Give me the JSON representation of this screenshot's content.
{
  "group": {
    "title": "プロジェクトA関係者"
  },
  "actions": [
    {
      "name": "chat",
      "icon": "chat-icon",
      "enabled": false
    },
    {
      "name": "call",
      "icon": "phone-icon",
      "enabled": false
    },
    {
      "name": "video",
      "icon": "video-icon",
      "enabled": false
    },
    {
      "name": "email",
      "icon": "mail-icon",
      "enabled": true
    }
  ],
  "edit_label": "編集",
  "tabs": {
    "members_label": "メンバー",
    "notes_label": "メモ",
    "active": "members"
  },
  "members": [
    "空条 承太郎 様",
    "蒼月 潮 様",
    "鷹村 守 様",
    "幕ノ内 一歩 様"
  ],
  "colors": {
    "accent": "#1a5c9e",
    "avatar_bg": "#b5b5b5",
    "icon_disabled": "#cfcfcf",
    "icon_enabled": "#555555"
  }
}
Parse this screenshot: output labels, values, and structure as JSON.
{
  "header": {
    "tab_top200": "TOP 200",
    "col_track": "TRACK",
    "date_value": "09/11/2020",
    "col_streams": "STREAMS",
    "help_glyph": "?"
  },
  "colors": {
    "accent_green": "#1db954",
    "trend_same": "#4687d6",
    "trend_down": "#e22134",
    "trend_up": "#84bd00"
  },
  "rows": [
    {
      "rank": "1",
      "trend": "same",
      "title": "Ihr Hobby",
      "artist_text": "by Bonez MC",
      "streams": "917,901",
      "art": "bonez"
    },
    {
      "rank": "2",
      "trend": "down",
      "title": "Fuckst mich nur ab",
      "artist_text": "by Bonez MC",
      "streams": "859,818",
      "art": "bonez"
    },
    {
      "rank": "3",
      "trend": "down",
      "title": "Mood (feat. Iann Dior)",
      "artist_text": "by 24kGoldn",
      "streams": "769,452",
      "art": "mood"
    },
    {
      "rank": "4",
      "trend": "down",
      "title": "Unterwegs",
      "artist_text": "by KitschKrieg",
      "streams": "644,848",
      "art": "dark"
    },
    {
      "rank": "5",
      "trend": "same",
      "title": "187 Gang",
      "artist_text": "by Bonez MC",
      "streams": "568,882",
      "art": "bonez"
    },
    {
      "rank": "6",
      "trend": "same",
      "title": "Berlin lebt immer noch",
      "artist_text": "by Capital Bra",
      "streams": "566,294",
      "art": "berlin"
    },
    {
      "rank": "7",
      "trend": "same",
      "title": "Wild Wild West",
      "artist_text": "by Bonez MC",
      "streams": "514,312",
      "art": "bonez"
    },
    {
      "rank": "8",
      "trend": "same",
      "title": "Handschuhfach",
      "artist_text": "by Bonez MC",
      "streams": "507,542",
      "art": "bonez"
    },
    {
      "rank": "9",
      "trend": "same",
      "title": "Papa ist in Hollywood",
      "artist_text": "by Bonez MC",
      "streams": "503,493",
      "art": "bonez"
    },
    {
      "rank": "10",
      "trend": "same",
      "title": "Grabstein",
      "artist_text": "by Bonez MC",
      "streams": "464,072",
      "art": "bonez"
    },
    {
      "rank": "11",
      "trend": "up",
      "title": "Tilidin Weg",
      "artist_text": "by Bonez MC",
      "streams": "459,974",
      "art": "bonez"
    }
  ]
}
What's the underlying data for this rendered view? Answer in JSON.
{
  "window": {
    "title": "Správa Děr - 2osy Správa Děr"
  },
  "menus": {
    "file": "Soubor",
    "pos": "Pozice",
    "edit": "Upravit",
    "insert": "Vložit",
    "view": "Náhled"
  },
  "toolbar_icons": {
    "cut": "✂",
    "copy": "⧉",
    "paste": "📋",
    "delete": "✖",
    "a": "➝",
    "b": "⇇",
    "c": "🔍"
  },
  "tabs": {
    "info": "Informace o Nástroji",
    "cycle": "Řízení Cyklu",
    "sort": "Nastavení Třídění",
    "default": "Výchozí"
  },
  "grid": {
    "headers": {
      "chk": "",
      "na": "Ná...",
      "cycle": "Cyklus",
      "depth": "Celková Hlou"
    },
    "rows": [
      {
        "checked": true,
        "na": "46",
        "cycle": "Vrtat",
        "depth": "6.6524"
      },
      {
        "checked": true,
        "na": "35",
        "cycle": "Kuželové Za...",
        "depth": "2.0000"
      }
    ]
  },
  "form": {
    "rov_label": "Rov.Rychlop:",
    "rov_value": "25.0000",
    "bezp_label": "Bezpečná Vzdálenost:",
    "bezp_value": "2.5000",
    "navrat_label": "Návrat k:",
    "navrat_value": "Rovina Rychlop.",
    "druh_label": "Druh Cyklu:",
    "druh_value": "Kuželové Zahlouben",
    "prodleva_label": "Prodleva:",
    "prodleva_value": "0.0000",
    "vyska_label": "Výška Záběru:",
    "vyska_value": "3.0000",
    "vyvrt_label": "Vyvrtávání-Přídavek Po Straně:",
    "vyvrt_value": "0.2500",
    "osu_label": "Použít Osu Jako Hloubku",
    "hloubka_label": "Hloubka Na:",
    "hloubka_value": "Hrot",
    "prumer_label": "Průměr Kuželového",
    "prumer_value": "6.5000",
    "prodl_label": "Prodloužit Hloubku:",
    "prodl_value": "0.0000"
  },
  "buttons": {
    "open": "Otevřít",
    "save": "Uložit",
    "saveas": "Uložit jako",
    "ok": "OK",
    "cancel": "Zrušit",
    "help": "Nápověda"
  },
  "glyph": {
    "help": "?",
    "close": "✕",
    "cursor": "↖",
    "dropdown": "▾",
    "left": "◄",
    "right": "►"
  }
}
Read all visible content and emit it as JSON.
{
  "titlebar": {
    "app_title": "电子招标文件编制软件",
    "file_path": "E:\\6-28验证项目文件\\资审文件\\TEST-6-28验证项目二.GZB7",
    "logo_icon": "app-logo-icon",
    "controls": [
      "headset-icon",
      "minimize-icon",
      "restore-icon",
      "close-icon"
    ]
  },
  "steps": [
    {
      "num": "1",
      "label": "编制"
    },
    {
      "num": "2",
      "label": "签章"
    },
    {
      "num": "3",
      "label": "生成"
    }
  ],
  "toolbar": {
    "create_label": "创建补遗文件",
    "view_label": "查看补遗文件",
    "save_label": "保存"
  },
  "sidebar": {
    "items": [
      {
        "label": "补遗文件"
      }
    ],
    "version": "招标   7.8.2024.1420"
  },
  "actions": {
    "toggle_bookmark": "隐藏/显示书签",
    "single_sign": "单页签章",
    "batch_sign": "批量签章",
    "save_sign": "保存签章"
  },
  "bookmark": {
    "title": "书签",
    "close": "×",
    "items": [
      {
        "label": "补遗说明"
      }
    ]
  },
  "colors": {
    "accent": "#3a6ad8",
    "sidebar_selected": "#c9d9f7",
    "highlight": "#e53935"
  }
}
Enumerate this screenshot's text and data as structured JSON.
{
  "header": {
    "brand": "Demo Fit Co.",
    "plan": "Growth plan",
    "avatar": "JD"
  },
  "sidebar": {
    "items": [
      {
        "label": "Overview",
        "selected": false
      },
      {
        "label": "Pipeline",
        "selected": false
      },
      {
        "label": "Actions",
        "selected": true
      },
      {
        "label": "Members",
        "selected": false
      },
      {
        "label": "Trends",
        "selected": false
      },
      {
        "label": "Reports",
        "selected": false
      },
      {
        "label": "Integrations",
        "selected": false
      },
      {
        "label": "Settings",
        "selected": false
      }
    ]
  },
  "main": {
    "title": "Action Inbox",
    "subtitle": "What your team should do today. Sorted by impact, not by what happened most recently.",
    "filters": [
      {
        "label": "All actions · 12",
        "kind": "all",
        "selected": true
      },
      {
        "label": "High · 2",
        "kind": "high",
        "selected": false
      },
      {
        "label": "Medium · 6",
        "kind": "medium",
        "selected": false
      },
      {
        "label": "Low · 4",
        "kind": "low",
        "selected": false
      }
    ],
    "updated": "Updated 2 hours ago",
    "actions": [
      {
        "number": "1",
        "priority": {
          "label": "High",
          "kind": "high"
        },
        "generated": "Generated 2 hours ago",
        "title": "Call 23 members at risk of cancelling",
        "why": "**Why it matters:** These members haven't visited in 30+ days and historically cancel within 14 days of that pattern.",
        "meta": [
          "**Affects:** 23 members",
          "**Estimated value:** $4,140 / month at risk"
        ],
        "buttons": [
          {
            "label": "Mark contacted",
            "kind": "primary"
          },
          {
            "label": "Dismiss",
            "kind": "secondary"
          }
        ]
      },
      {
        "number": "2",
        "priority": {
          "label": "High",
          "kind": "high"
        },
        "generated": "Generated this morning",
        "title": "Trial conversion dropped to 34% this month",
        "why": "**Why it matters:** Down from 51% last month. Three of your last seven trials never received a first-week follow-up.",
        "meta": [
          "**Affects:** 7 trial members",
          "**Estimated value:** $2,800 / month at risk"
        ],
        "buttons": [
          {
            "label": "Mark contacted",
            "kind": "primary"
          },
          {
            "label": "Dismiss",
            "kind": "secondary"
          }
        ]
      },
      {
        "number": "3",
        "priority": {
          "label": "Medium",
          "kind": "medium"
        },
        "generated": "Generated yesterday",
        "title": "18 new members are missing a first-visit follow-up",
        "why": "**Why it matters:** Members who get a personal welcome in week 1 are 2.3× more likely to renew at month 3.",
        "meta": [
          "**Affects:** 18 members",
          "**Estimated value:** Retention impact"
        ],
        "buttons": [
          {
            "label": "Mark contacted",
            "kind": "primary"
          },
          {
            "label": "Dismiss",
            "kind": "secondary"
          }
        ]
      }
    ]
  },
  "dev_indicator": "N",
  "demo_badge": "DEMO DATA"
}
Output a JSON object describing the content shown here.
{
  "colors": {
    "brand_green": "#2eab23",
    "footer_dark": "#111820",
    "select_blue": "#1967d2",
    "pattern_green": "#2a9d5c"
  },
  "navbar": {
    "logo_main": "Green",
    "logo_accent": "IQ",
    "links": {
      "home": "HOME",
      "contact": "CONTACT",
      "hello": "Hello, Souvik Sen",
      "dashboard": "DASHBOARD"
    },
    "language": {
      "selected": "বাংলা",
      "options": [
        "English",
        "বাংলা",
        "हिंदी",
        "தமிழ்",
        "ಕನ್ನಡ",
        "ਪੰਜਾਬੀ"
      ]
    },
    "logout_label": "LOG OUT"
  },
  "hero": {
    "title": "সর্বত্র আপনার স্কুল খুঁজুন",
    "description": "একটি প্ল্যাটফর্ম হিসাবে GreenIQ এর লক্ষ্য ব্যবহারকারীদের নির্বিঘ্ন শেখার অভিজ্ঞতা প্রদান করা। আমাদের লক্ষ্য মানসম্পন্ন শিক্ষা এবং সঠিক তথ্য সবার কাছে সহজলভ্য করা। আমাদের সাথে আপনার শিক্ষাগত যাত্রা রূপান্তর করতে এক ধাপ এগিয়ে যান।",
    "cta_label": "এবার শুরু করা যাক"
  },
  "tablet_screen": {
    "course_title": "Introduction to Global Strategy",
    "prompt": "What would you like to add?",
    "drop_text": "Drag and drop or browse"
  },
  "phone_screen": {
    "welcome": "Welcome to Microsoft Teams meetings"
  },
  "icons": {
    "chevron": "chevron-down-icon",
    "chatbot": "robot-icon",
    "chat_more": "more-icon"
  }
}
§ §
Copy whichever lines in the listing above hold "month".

          "**Estimated value:** $4,140 / month at risk"
        "title": "Trial conversion dropped to 34% this month",
        "why": "**Why it matters:** Down from 51% last month. Three of your last seven trials never received a first-week follow-up.",
          "**Estimated value:** $2,800 / month at risk"
        "why": "**Why it matters:** Members who get a personal welcome in week 1 are 2.3× more likely to renew at month 3.",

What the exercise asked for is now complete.